DATA SECTION: Begin

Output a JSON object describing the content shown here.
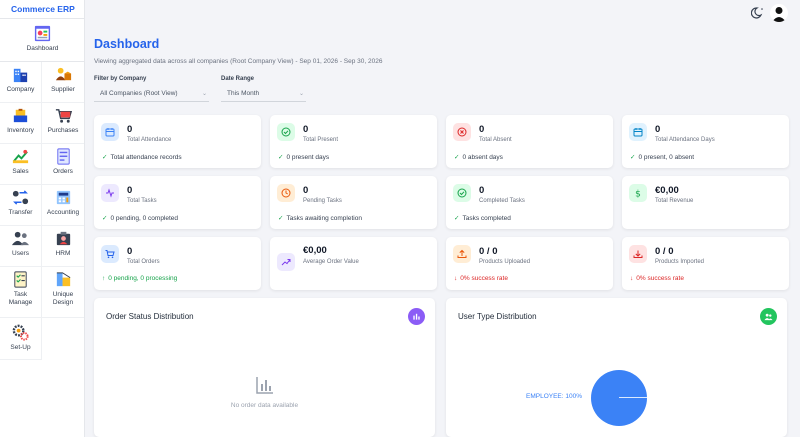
{
  "app": {
    "brand": "Commerce ERP"
  },
  "sidebar": {
    "dashboard_label": "Dashboard",
    "items": [
      {
        "label": "Company"
      },
      {
        "label": "Supplier"
      },
      {
        "label": "Inventory"
      },
      {
        "label": "Purchases"
      },
      {
        "label": "Sales"
      },
      {
        "label": "Orders"
      },
      {
        "label": "Transfer"
      },
      {
        "label": "Accounting"
      },
      {
        "label": "Users"
      },
      {
        "label": "HRM"
      },
      {
        "label": "Task Manage"
      },
      {
        "label": "Unique Design"
      },
      {
        "label": "Set-Up"
      }
    ]
  },
  "header": {
    "title": "Dashboard",
    "subtitle": "Viewing aggregated data across all companies (Root Company View) - Sep 01, 2026 - Sep 30, 2026"
  },
  "filters": {
    "company_label": "Filter by Company",
    "company_value": "All Companies (Root View)",
    "range_label": "Date Range",
    "range_value": "This Month"
  },
  "cards": {
    "total_attendance": {
      "value": "0",
      "label": "Total Attendance",
      "footer": "Total attendance records"
    },
    "total_present": {
      "value": "0",
      "label": "Total Present",
      "footer": "0 present days"
    },
    "total_absent": {
      "value": "0",
      "label": "Total Absent",
      "footer": "0 absent days"
    },
    "total_attendance_days": {
      "value": "0",
      "label": "Total Attendance Days",
      "footer": "0 present, 0 absent"
    },
    "total_tasks": {
      "value": "0",
      "label": "Total Tasks",
      "footer": "0 pending, 0 completed"
    },
    "pending_tasks": {
      "value": "0",
      "label": "Pending Tasks",
      "footer": "Tasks awaiting completion"
    },
    "completed_tasks": {
      "value": "0",
      "label": "Completed Tasks",
      "footer": "Tasks completed"
    },
    "total_revenue": {
      "value": "€0,00",
      "label": "Total Revenue"
    },
    "total_orders": {
      "value": "0",
      "label": "Total Orders",
      "footer": "0 pending, 0 processing"
    },
    "avg_order_value": {
      "value": "€0,00",
      "label": "Average Order Value"
    },
    "products_uploaded": {
      "value": "0 / 0",
      "label": "Products Uploaded",
      "footer": "0% success rate"
    },
    "products_imported": {
      "value": "0 / 0",
      "label": "Products Imported",
      "footer": "0% success rate"
    }
  },
  "panels": {
    "order_status": {
      "title": "Order Status Distribution",
      "empty_text": "No order data available"
    },
    "user_type": {
      "title": "User Type Distribution",
      "slice_label": "EMPLOYEE: 100%"
    }
  },
  "colors": {
    "accent": "#2563eb",
    "purple": "#8b5cf6",
    "green": "#22c55e",
    "pie": "#3b82f6"
  }
}
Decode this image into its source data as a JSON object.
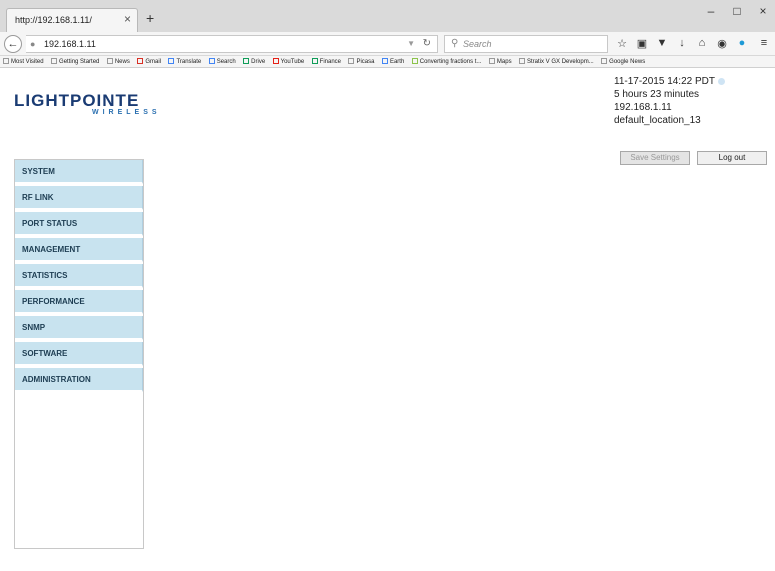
{
  "browser": {
    "tab_title": "http://192.168.1.11/",
    "tab_close": "×",
    "new_tab": "+",
    "url": "192.168.1.11",
    "search_placeholder": "Search",
    "window_controls": {
      "minimize": "–",
      "maximize": "□",
      "close": "×"
    },
    "bookmarks": [
      "Most Visited",
      "Getting Started",
      "News",
      "Gmail",
      "Translate",
      "Search",
      "Drive",
      "YouTube",
      "Finance",
      "Picasa",
      "Earth",
      "Converting fractions t...",
      "Maps",
      "Stratix V GX Developm...",
      "Google News"
    ]
  },
  "logo": {
    "main": "LIGHTPOINTE",
    "sub": "WIRELESS"
  },
  "info": {
    "datetime": "11-17-2015 14:22 PDT",
    "uptime": "5 hours 23 minutes",
    "ip": "192.168.1.11",
    "location": "default_location_13"
  },
  "buttons": {
    "save": "Save Settings",
    "logout": "Log out"
  },
  "menu": [
    "SYSTEM",
    "RF LINK",
    "PORT STATUS",
    "MANAGEMENT",
    "STATISTICS",
    "PERFORMANCE",
    "SNMP",
    "SOFTWARE",
    "ADMINISTRATION"
  ],
  "colors": {
    "menu_bg": "#c8e3ef",
    "logo": "#1a3b73"
  }
}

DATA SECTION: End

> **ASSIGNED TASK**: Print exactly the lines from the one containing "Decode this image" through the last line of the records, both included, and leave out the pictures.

> **PROBLEM SOLUTION**:
Decode this image into its source data as a JSON object.
{
  "browser": {
    "tab_title": "http://192.168.1.11/",
    "tab_close": "×",
    "new_tab": "+",
    "url": "192.168.1.11",
    "search_placeholder": "Search",
    "window_controls": {
      "minimize": "–",
      "maximize": "□",
      "close": "×"
    },
    "bookmarks": [
      "Most Visited",
      "Getting Started",
      "News",
      "Gmail",
      "Translate",
      "Search",
      "Drive",
      "YouTube",
      "Finance",
      "Picasa",
      "Earth",
      "Converting fractions t...",
      "Maps",
      "Stratix V GX Developm...",
      "Google News"
    ]
  },
  "logo": {
    "main": "LIGHTPOINTE",
    "sub": "WIRELESS"
  },
  "info": {
    "datetime": "11-17-2015 14:22 PDT",
    "uptime": "5 hours 23 minutes",
    "ip": "192.168.1.11",
    "location": "default_location_13"
  },
  "buttons": {
    "save": "Save Settings",
    "logout": "Log out"
  },
  "menu": [
    "SYSTEM",
    "RF LINK",
    "PORT STATUS",
    "MANAGEMENT",
    "STATISTICS",
    "PERFORMANCE",
    "SNMP",
    "SOFTWARE",
    "ADMINISTRATION"
  ],
  "colors": {
    "menu_bg": "#c8e3ef",
    "logo": "#1a3b73"
  }
}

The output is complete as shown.